7. Contract to Close
In a real estate transaction, there are dozens of loose ends to tie up between signing the contract and closing the sale. I am known for my attention to detail during this important phase in which I coordinate and oversee the following steps:
• Deliver earnest money with the seller or seller’s agent.
• Recommend and schedule a home inspector and accompany the buyer on the inspection. It is always highly recommended that the buyer attend the inspection along with his or her @properties agent in order to make sure that any issues that come up are properly relayed to the buyer’s attorney
• Recommend real estate attorneys
• Obtain important documents, such as property disclosure forms and condominium documents (budget, declaration, rules & regulations, condo association minutes), and deliver them to the buyer and buyer’s attorney
• Recommend mortgage brokers and help expedite the loan-application process
• Monitor all contingencies to ensure that they have been met
• Recommend service providers for moving, home-improvement and repairs
• Schedule a final walk-through. Again, both buyer and buyer’s agent should be present
• Coordinate and attend your closing
As your agent, I will work closely with you, your lender, your attorney, and the seller’s agent to make sure everything is in place for a smooth and efficient closing.

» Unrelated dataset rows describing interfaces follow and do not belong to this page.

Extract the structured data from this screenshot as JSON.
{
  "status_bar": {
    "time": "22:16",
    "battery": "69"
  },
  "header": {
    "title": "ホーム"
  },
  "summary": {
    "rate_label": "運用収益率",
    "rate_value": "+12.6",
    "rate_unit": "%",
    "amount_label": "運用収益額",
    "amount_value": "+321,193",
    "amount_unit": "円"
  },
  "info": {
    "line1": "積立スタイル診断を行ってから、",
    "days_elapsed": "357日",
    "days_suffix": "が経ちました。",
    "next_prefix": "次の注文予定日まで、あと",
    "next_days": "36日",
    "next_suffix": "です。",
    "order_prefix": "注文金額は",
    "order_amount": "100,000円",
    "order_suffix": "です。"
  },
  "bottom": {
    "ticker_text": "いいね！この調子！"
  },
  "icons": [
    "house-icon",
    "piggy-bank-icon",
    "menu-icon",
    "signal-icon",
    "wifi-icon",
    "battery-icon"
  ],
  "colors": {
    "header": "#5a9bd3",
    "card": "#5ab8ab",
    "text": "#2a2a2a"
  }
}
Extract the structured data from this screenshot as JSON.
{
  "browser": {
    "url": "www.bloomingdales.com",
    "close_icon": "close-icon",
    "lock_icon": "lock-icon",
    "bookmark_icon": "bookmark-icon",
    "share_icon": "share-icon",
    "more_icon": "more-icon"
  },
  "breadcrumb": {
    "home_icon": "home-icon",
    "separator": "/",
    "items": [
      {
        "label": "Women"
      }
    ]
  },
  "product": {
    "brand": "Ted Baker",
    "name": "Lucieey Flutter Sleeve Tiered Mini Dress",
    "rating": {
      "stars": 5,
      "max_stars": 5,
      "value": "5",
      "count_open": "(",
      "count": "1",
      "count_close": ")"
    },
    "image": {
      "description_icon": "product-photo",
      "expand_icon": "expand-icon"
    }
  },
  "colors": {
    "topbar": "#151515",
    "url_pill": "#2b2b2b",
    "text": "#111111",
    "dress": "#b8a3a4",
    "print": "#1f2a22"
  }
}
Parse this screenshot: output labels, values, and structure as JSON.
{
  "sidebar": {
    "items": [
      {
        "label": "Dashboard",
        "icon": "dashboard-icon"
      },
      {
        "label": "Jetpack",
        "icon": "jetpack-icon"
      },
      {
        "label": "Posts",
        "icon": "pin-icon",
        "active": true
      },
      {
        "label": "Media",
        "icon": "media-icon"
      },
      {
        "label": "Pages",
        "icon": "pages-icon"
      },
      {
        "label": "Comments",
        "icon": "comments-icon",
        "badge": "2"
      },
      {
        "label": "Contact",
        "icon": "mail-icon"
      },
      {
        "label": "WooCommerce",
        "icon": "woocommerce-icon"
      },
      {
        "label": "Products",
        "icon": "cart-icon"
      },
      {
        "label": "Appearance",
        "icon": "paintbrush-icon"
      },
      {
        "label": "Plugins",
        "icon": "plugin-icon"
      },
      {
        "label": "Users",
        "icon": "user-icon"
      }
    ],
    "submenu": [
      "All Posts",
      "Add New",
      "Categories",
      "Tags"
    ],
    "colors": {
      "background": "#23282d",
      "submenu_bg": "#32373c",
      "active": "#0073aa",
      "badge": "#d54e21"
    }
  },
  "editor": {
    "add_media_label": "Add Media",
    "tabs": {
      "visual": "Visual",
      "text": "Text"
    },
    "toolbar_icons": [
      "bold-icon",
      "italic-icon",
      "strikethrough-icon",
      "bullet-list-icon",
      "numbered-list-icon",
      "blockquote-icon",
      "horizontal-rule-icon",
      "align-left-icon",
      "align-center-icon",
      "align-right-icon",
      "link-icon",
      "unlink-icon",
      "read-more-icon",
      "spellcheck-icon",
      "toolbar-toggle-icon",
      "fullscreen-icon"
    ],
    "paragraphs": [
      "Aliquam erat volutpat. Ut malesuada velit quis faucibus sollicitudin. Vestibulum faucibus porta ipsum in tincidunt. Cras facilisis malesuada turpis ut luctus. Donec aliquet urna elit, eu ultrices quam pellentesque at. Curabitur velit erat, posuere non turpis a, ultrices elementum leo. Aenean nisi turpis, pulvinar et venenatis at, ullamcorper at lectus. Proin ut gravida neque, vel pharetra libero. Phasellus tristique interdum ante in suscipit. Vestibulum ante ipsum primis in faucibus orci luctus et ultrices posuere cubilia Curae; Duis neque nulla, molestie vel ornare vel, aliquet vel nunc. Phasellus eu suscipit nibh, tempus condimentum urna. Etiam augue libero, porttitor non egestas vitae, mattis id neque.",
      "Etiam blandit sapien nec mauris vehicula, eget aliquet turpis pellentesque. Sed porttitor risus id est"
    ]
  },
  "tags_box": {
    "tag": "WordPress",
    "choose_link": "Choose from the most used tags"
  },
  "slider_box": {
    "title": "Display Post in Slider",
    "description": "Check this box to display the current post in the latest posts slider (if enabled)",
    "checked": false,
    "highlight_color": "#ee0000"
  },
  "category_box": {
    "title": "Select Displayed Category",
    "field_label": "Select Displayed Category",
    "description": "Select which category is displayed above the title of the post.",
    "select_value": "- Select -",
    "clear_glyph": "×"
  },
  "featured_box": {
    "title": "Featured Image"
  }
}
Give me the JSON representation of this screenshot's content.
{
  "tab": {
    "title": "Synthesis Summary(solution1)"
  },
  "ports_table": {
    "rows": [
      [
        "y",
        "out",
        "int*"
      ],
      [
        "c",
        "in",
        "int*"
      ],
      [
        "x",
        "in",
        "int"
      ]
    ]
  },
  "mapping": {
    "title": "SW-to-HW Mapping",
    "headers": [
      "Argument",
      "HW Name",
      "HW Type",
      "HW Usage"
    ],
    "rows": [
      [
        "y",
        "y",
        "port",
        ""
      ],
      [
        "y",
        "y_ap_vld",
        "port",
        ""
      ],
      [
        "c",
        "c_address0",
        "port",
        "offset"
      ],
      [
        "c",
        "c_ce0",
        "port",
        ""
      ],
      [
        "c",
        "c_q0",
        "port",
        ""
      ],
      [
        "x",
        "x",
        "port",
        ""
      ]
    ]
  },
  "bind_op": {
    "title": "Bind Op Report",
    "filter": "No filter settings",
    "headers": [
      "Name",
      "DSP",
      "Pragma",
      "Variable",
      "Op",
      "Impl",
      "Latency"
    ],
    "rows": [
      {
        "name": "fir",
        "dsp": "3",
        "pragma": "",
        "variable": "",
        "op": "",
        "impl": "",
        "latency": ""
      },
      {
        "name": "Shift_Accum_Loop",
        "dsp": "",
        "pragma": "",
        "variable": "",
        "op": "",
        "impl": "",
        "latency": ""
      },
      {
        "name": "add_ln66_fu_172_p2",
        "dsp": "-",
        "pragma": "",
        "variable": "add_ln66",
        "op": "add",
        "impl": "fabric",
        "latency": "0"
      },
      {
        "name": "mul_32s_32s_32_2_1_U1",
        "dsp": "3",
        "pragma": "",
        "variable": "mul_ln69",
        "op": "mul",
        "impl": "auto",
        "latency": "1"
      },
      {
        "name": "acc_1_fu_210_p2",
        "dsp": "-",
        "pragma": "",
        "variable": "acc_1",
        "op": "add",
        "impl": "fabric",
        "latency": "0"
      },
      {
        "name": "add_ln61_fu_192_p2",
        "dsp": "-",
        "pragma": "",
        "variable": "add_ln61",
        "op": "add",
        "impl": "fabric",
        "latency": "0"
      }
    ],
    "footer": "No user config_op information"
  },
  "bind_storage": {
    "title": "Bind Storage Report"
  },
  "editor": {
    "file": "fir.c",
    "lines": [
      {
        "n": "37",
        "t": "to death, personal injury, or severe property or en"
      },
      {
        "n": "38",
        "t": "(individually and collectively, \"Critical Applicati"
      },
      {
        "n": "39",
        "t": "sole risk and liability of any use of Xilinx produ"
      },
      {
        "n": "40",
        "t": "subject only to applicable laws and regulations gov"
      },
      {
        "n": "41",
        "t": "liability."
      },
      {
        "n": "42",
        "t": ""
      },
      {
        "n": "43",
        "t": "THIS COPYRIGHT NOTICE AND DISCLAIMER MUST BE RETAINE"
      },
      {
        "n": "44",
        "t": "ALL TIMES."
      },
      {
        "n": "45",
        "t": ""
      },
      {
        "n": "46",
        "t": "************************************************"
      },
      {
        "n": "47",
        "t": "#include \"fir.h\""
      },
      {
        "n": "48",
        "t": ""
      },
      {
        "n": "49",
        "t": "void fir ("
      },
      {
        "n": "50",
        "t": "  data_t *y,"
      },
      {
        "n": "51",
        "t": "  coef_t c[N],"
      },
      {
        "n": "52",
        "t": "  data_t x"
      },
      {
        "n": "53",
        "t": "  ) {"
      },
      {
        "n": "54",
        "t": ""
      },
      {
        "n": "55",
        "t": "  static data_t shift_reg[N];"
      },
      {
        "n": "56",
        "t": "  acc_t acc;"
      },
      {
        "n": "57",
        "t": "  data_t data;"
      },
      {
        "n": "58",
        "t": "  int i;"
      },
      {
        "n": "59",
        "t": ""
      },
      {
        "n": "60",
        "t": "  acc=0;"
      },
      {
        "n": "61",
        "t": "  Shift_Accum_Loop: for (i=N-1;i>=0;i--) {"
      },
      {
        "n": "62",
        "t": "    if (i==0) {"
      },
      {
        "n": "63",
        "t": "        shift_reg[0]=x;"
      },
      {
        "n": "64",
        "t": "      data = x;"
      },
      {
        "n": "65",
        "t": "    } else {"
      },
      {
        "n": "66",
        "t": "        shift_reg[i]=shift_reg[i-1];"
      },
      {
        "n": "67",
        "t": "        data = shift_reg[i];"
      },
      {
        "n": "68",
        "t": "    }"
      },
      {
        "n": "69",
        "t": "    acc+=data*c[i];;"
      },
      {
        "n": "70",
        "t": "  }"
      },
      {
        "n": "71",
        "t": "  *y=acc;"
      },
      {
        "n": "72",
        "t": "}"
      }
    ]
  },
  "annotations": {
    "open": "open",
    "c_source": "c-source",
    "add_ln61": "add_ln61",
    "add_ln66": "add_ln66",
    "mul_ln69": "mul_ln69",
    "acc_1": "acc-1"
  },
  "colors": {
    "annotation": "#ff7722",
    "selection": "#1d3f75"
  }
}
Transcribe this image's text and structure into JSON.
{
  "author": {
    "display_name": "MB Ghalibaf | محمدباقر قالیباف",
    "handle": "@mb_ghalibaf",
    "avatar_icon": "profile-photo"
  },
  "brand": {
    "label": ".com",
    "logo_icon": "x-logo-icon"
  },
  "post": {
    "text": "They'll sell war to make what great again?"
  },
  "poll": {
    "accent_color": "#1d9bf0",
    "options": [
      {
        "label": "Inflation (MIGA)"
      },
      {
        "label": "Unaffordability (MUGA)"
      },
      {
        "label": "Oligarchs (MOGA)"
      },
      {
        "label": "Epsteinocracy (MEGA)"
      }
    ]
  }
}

Typically, a day or two prior to the closing, your lender will forward all loan documentation to the title company and let you know the amount required to close. You will be responsible for bringing the balance of your down payment and closing costs (such as lender fees, title company fees, and state and city transfer taxes) to the closing in the form of a cashier’s check or bank wire. At the closing, your attorney will guide you through the many documents you need to sign, including the bill of sale, the deed and the affidavit of title.
My goal is to provide you with the information you need to feel confident at your closing. If you have questions about your closing, contact me at any time. In addition, if you have an existing home to sell, I will customize a comprehensive marketing program to help you achieve the highest possible sales price in the shortest amount of time.
WHY CHOOSE @PROPERTIES? WE ARE A LOCAL LEADER
Since the company was founded in 2000, we've become the #1 real estate company in the city of Chicago, the 3rd largest real estate company in northern Illinois, and one of the 40 largest brokerage firms in America.
@properties has steadily increased our market shart every year we have been in business. And more market share means more exposure for your home - exposure through online marketing, signage, broker-to-broker marketing, advertising, e-mail promotions, direct mail and buzz marketing. More exposure means more page views, more phone calls and more showing requests, and that ultimately means shorter market times and higher overall selling prices. The proof is in the numbers. @properties not only works to build market share; we put market share to work for you.
A MARKET WITHIN A MARKET
@properties not only markets your home through universal channels such as the internet, print advertising and the Multipple Listing Service and signage. We also market internally to our highly collaborative sales force of more than 1,000 agents - each with a broad sphere of influence that forms a rich source of prospects, buyers and referrals. This "market within a market" results in the most efficient transaction environment in Chicago real estate. In fact, more than a third of @properties-brokered transactions occur between an @properties buyer and an @properties represented seller, an unusually high ratio of intra-office sales and a testament to the power of the @properties network.
• Chicago area Multiple Listing Service (MLS)